— Instructions for the task —
Pull out every line from the listing that has the word "color".

[Start of Attachment]

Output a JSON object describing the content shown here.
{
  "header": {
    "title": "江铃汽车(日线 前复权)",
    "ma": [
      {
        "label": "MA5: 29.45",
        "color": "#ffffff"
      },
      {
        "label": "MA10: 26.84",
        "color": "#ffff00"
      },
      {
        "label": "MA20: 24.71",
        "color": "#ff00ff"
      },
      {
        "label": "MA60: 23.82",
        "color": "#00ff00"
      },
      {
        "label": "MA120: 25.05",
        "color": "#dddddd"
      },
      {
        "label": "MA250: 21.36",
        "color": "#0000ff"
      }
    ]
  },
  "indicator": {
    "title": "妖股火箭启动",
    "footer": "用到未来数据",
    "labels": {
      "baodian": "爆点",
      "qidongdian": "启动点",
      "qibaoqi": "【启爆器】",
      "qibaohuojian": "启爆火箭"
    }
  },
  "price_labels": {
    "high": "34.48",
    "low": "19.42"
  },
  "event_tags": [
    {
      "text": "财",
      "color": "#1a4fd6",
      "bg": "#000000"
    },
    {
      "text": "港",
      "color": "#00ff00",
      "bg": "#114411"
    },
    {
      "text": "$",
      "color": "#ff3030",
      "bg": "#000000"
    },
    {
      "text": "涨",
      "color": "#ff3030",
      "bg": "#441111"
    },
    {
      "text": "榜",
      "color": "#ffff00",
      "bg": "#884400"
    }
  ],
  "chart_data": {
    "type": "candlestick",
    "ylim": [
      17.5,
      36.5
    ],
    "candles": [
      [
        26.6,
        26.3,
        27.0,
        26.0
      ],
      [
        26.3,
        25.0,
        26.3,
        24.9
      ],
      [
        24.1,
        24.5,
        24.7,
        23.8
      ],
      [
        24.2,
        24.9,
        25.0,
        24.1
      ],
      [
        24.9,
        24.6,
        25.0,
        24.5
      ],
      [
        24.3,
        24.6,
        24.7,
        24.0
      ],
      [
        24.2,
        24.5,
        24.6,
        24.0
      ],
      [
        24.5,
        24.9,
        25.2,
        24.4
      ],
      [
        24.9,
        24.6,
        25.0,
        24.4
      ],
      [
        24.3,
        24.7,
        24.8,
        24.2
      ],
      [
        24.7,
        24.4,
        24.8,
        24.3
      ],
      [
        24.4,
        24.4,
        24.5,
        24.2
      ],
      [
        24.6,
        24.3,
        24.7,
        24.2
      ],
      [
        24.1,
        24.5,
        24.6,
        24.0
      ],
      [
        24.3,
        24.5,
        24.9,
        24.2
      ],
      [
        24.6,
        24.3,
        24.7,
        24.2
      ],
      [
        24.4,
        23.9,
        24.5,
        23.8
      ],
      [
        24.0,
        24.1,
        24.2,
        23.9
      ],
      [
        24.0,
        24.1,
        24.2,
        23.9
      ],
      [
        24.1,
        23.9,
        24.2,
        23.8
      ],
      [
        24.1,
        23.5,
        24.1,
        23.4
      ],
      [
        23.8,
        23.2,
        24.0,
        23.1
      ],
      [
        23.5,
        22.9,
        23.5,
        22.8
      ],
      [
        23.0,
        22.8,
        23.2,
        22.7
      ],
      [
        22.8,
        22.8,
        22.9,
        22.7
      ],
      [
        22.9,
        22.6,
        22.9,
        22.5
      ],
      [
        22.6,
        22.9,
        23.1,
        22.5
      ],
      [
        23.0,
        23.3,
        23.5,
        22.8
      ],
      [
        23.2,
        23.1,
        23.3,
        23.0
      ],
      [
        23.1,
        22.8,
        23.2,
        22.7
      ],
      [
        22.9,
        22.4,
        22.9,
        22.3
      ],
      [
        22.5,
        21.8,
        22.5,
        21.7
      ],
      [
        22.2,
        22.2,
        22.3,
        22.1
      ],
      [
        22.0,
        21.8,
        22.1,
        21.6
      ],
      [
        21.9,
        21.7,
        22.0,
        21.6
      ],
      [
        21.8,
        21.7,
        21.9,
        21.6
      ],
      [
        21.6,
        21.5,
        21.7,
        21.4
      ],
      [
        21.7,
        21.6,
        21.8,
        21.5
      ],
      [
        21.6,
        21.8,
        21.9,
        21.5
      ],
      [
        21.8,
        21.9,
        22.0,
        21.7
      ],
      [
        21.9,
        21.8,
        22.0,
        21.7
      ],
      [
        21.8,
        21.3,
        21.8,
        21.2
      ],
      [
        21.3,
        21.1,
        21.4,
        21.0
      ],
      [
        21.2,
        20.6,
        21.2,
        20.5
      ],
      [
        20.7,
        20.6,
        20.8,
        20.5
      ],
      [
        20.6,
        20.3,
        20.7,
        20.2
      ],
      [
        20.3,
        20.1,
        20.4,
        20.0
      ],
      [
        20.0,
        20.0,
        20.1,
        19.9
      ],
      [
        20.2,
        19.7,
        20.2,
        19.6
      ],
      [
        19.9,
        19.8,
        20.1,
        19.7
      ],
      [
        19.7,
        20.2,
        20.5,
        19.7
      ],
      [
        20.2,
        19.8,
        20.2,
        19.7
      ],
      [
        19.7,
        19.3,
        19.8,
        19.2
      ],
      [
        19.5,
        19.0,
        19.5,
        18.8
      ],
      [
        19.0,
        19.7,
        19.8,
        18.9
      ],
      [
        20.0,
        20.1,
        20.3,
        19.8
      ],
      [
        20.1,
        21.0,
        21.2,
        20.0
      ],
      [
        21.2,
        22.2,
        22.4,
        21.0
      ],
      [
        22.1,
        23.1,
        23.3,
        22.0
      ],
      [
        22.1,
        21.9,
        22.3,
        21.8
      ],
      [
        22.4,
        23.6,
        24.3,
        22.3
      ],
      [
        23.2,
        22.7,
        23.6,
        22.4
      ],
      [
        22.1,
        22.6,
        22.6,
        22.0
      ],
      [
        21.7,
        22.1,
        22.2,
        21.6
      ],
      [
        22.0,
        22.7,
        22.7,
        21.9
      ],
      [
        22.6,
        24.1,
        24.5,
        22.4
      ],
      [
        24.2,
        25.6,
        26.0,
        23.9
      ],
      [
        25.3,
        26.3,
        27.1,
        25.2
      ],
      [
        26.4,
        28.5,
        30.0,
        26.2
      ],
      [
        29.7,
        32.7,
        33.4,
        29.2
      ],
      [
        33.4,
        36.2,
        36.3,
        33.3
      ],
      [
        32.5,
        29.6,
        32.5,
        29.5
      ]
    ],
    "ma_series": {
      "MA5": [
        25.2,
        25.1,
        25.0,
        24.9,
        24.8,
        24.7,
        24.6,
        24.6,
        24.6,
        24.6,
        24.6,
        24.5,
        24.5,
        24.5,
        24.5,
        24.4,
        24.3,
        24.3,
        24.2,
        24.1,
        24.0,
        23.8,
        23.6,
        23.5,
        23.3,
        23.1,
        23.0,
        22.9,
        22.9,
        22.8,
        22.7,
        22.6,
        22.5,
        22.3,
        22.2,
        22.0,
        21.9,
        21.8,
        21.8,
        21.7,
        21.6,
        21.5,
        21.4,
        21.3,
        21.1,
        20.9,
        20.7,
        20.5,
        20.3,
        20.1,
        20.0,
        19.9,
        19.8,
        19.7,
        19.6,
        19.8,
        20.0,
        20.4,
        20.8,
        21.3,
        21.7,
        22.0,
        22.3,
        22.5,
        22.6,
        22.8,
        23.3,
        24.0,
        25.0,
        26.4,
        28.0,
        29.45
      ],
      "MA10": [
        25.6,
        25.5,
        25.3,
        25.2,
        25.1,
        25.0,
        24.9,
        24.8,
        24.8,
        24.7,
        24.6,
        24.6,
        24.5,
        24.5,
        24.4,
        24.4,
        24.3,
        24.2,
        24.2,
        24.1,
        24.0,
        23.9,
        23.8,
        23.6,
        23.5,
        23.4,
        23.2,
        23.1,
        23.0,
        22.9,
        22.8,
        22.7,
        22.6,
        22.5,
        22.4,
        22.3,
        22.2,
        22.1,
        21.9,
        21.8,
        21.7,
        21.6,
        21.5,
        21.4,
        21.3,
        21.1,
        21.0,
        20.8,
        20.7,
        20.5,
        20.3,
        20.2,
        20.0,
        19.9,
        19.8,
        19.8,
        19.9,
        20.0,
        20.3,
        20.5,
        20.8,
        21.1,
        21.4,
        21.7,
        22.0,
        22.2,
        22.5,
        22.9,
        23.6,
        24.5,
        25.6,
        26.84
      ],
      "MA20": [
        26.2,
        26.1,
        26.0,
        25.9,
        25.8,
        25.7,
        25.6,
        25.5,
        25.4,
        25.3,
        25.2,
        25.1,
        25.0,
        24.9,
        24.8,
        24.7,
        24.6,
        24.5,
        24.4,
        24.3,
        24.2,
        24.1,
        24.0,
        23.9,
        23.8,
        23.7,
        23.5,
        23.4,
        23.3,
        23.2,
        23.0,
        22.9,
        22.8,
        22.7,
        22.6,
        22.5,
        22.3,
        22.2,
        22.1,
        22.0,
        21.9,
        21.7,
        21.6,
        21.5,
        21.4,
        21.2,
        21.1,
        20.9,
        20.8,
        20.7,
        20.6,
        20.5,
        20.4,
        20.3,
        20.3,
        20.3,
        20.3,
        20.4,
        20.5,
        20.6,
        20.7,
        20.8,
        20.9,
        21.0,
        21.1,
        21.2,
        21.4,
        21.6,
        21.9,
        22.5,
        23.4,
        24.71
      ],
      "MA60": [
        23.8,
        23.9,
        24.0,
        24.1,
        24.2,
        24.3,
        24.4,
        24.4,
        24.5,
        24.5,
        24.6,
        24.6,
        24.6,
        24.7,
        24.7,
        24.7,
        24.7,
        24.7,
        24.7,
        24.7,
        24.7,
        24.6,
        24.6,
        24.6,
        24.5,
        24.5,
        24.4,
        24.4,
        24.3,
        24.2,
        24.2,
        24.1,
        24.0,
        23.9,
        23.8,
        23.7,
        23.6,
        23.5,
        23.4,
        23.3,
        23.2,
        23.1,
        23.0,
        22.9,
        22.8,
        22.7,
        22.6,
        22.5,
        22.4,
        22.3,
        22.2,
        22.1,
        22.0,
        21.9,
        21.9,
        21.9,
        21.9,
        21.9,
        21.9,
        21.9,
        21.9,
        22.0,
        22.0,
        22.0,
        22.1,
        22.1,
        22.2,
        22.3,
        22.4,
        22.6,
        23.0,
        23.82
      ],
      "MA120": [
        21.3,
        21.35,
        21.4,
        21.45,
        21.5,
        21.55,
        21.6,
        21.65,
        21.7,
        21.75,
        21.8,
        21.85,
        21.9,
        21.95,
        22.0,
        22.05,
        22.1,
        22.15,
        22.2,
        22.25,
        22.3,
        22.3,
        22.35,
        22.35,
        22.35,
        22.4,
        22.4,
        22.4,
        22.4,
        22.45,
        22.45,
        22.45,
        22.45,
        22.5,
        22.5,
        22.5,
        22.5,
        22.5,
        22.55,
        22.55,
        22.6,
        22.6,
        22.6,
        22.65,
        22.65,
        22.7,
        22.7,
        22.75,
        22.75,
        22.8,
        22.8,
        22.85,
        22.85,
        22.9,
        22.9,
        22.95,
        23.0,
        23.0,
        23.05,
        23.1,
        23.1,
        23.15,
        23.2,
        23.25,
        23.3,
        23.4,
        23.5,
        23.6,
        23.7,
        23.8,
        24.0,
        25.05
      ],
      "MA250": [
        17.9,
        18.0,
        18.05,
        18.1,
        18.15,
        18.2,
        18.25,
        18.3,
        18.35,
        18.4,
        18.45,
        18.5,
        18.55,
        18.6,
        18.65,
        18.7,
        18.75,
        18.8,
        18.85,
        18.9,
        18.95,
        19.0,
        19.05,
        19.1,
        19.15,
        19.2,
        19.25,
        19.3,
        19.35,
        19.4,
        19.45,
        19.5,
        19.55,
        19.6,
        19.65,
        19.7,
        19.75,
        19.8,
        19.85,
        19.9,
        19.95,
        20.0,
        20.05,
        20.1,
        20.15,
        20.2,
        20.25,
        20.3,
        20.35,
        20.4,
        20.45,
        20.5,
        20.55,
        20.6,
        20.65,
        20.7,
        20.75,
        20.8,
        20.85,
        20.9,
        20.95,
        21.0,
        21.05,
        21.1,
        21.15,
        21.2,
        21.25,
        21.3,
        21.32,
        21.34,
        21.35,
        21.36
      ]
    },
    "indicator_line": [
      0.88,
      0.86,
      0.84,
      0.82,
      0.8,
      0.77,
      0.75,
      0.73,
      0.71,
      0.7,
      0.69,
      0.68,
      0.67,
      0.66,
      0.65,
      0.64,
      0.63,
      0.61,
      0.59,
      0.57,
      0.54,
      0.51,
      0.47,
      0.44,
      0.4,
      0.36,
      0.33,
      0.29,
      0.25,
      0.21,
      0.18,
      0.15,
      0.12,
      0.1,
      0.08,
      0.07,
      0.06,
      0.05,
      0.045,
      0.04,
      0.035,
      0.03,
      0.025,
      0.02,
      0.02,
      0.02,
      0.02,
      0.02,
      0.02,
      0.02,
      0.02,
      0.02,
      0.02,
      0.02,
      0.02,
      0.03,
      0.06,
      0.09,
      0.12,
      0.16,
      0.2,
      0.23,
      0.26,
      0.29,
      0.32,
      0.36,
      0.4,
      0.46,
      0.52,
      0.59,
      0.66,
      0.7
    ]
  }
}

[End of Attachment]

— Exercise output —
        "color": "#ffffff"
        "color": "#ffff00"
        "color": "#ff00ff"
        "color": "#00ff00"
        "color": "#dddddd"
        "color": "#0000ff"
      "color": "#1a4fd6",
      "color": "#00ff00",
      "color": "#ff3030",
      "color": "#ff3030",
      "color": "#ffff00",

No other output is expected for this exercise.